The magnetoelectric multiferroic is a material that may not be very familiar to you, however, in a little over a decade, it may be present in the pockets and bags of all smartphone users.
Under development at the University of Michigan and Cornell University in New York, this new material is expected to be used in the development of mobile processors. The particularity in this case is that it will allow 100 times less power consumption than that used by semiconductor based systems that are more common today and that use a constant flow of electricity. In practice, as The Independent writes, it will be possible to eliminate your cell phone from your daily routine, only having to do it every three months, or … four times a year.
The magnetoelectric multiferroic consists of thin layers of atoms that give it polar magnetic properties. This means that the material can travel between positive and negative charges only with small pulses of energy, which allows the transmission of binary codes – a process necessary to carry out any operation in your mobile phone – with a tiny fraction of electricity.
Currently, electronic equipment consumes about 5% of all global energy, but it is estimated that by 2030 these appliances could account for the consumption of 40% or 50% of the total. Technology like this, however, can substantially reduce these numbers.
In most cases, today’s smartphones have a range of around 24 hours, so the consummation of the use of this material by mobile manufacturers would not only be a milestone in energy sustainability but also a very useful convenience for users who are increasingly dependent on their smartphones.

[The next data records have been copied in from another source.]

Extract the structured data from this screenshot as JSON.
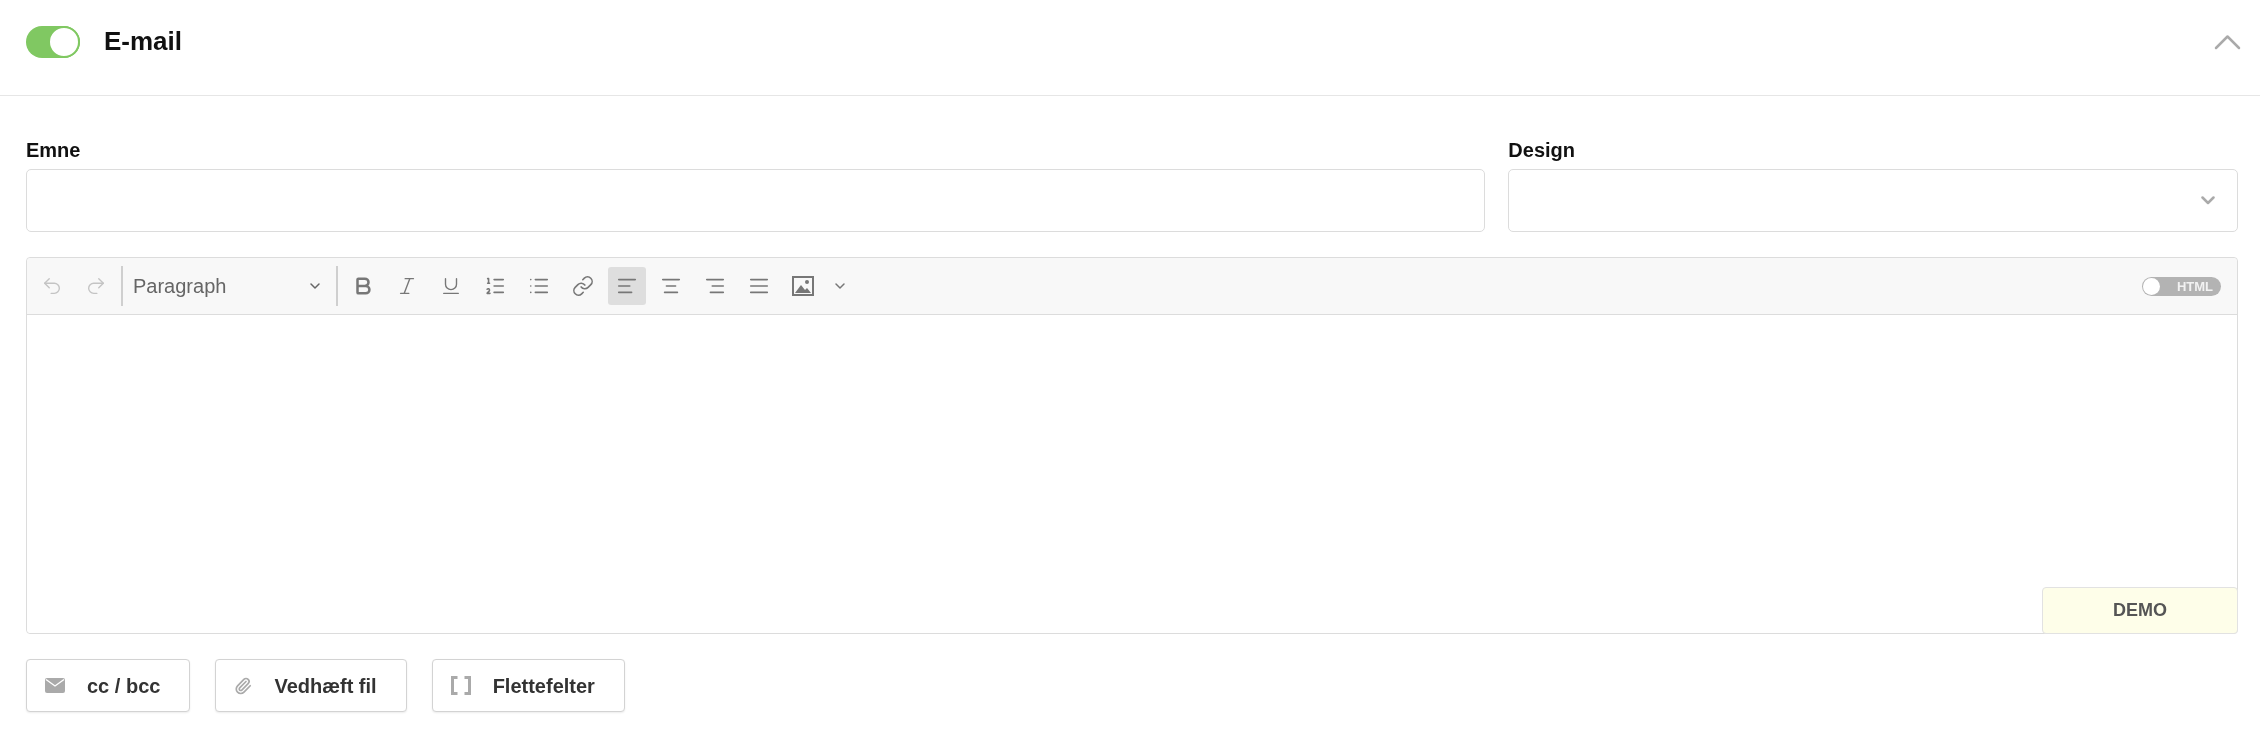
{
  "section": {
    "title": "E-mail",
    "enabled": true,
    "expanded": true
  },
  "fields": [
    {
      "label": "Emne",
      "kind": "text"
    },
    {
      "label": "Design",
      "kind": "select"
    }
  ],
  "editor": {
    "history": [
      {
        "kind": "undo",
        "disabled": true
      },
      {
        "kind": "redo",
        "disabled": true
      }
    ],
    "block_format": "Paragraph",
    "formatting": [
      {
        "kind": "bold"
      },
      {
        "kind": "italic"
      },
      {
        "kind": "underline"
      },
      {
        "kind": "ordered_list"
      },
      {
        "kind": "bullet_list"
      },
      {
        "kind": "link"
      }
    ],
    "alignment": [
      {
        "kind": "left",
        "selected": true
      },
      {
        "kind": "center",
        "selected": false
      },
      {
        "kind": "right",
        "selected": false
      },
      {
        "kind": "justify",
        "selected": false
      }
    ],
    "insert": [
      {
        "kind": "image"
      },
      {
        "kind": "more"
      }
    ],
    "html_toggle": {
      "label": "HTML",
      "on": false
    }
  },
  "demo_badge": "DEMO",
  "actions": [
    {
      "label": "cc / bcc",
      "kind": "cc_bcc"
    },
    {
      "label": "Vedhæft fil",
      "kind": "attach"
    },
    {
      "label": "Flettefelter",
      "kind": "merge_fields"
    }
  ]
}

The first estimates for the availability of this technology, however, date to its debut for 2030, which means that, until then, it is still appropriate to leave the charger at home.